4. HB 1018 will have a chilling effect and might also defund higher education: HB 1018 demands that the Commonwealth cut off “funding of any kind to an institution of higher education that engages in a boycott against or divestment from Israel.” Since no institution of higher education has actually divested and, but for dining services briefly not ordering Sabra hummus, none has engaged in boycotts, perhaps the only real consequence of the Pennsylvania law, like similar ones in Illinois or Israel, will be a chilling effect on campuses. But what if the law conflates individual with institutional commitments to BDS? What if the Commonwealth defunds a school if one faculty member in American Studies engages in an academic boycott? What if a department maintains institutional membership in a professional association, such as the American Studies Association, that has endorsed BDS, or houses a regional branch of that association? What if a department boycotts an Israeli scholar, or if the institution’s student government passes a limited divestment bill? This legislation has the potential to be far more severe than earlier laws that have called for tax dollars not to support attendance at conferences where professional associations have endorsed BDS. If the Jewish community allies itself with such an effort it will lose credibility in opposing the boycott on academic freedom grounds, it will alienate many scholars (especially those on the left), and it will jeopardize much needed alliances with diverse students and their parents, especially those who rely on government-funded institutions for their education.

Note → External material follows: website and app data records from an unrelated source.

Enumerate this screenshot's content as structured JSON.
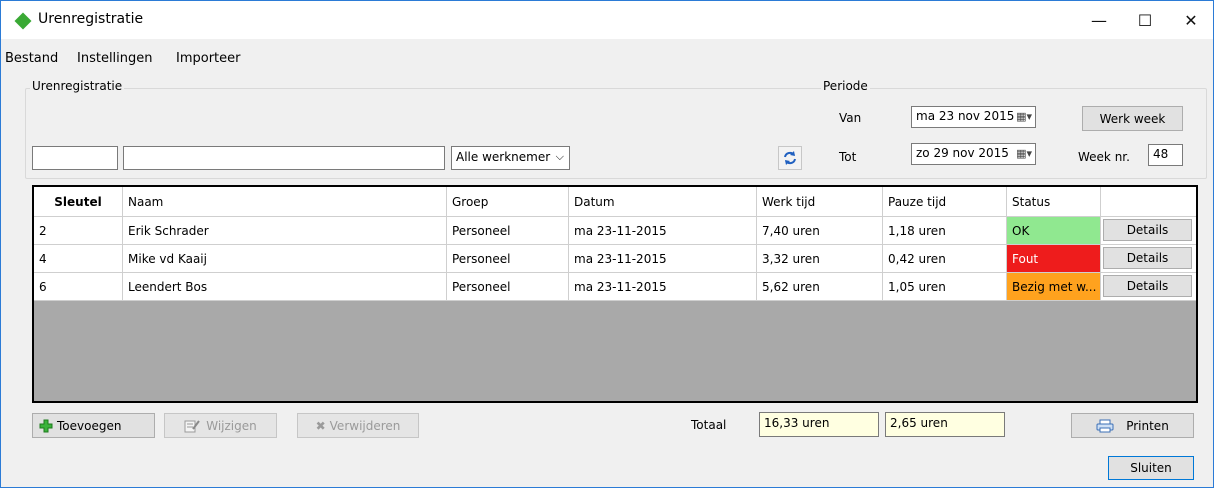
{
  "window": {
    "title": "Urenregistratie",
    "accent": "#2b7bd6",
    "controls": {
      "minimize": "—",
      "maximize": "☐",
      "close": "✕"
    }
  },
  "menu": [
    "Bestand",
    "Instellingen",
    "Importeer"
  ],
  "filter": {
    "group_label": "Urenregistratie",
    "key_value": "",
    "name_value": "",
    "employee_select": "Alle werknemer",
    "refresh_icon": "refresh-icon"
  },
  "period": {
    "group_label": "Periode",
    "from_label": "Van",
    "from_value": "ma 23 nov 2015",
    "to_label": "Tot",
    "to_value": "zo 29 nov 2015",
    "workweek_button": "Werk week",
    "weeknr_label": "Week nr.",
    "weeknr_value": "48"
  },
  "grid": {
    "columns": [
      "Sleutel",
      "Naam",
      "Groep",
      "Datum",
      "Werk tijd",
      "Pauze tijd",
      "Status",
      ""
    ],
    "rows": [
      {
        "key": "2",
        "name": "Erik Schrader",
        "group": "Personeel",
        "date": "ma 23-11-2015",
        "work": "7,40 uren",
        "pause": "1,18 uren",
        "status": "OK",
        "status_color": "#90e890",
        "details": "Details"
      },
      {
        "key": "4",
        "name": "Mike vd Kaaij",
        "group": "Personeel",
        "date": "ma 23-11-2015",
        "work": "3,32 uren",
        "pause": "0,42 uren",
        "status": "Fout",
        "status_color": "#ee1c1c",
        "details": "Details"
      },
      {
        "key": "6",
        "name": "Leendert Bos",
        "group": "Personeel",
        "date": "ma 23-11-2015",
        "work": "5,62 uren",
        "pause": "1,05 uren",
        "status": "Bezig met w...",
        "status_color": "#ffa21e",
        "details": "Details"
      }
    ]
  },
  "actions": {
    "add": "Toevoegen",
    "edit": "Wijzigen",
    "delete": "Verwijderen"
  },
  "totals": {
    "label": "Totaal",
    "work": "16,33 uren",
    "pause": "2,65 uren"
  },
  "print_button": "Printen",
  "close_button": "Sluiten"
}
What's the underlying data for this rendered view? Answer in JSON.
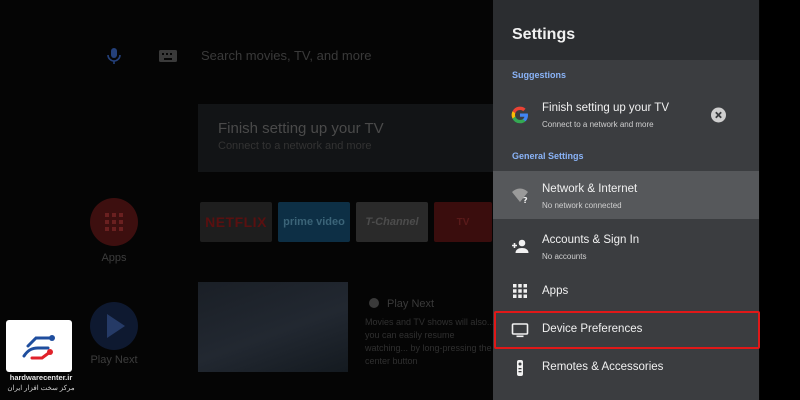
{
  "home": {
    "search_placeholder": "Search movies, TV, and more",
    "banner": {
      "title": "Finish setting up your TV",
      "subtitle": "Connect to a network and more"
    },
    "rail": [
      {
        "label": "Apps"
      },
      {
        "label": "Play Next"
      }
    ],
    "channel_tiles": [
      "NETFLIX",
      "prime video",
      "T-Channel",
      "TV"
    ],
    "play_next": {
      "title": "Play Next",
      "description": "Movies and TV shows will also... you can easily resume watching... by long-pressing the center button"
    }
  },
  "settings": {
    "title": "Settings",
    "suggestions_label": "Suggestions",
    "suggestion": {
      "title": "Finish setting up your TV",
      "subtitle": "Connect to a network and more",
      "icon": "google-g-icon"
    },
    "general_label": "General Settings",
    "items": [
      {
        "title": "Network & Internet",
        "subtitle": "No network connected",
        "icon": "wifi-question-icon",
        "active": true
      },
      {
        "title": "Accounts & Sign In",
        "subtitle": "No accounts",
        "icon": "add-person-icon"
      },
      {
        "title": "Apps",
        "subtitle": "",
        "icon": "apps-grid-icon"
      },
      {
        "title": "Device Preferences",
        "subtitle": "",
        "icon": "tv-monitor-icon",
        "highlighted": true
      },
      {
        "title": "Remotes & Accessories",
        "subtitle": "",
        "icon": "remote-icon"
      }
    ]
  },
  "colors": {
    "panel_bg": "#3b3d40",
    "panel_header_bg": "#2b2d30",
    "active_row_bg": "#56585b",
    "section_label": "#8ab4f8",
    "highlight_border": "#e01818"
  },
  "watermark": {
    "url": "hardwarecenter.ir",
    "tagline": "مرکز سخت افزار ایران"
  }
}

In addition to being an academic on the frontlines of fighting BDS, I am a Jewish mother of three daughters. I worry about the hostility they will face on campus. We all want to protect our children, especially from speech and actions that have in the last year, at times, crossed a line into anti-Semitism. I imagine that’s what Rep. Steve Santarsiero and others who have proposed similar bills intend to do. But the protection my girls – and all of our children – most need will not come from participating in Hasbara trips to Israel, waving the Israeli flag at a parade or rally, convincing them that anti-Semites are out to get them (although clearly anti-Semitism IS on the rise), or pretending that Israel is a utopia or a Disney Playland. Instead, it comes from educating Jews and non-Jews openly and honestly about Israel as a complicated nation that has had to make difficult choices and that, like most nations, has not always made the right ones. We need to expose all of our children both to Israel’s successes and its shortcomings -– including the occupation -– to help the nation to fulfill its aspirations of being both Jewish and democratic.

Silence and anti-normalization must not be met with further silencing and cutting of the purse strings. We need to engage more people in thoughtful dialogue toward co-existence, rather than dismissing and silencing one another with stereotypes, accusations, misunderstandings, and, yes, counter boycotts.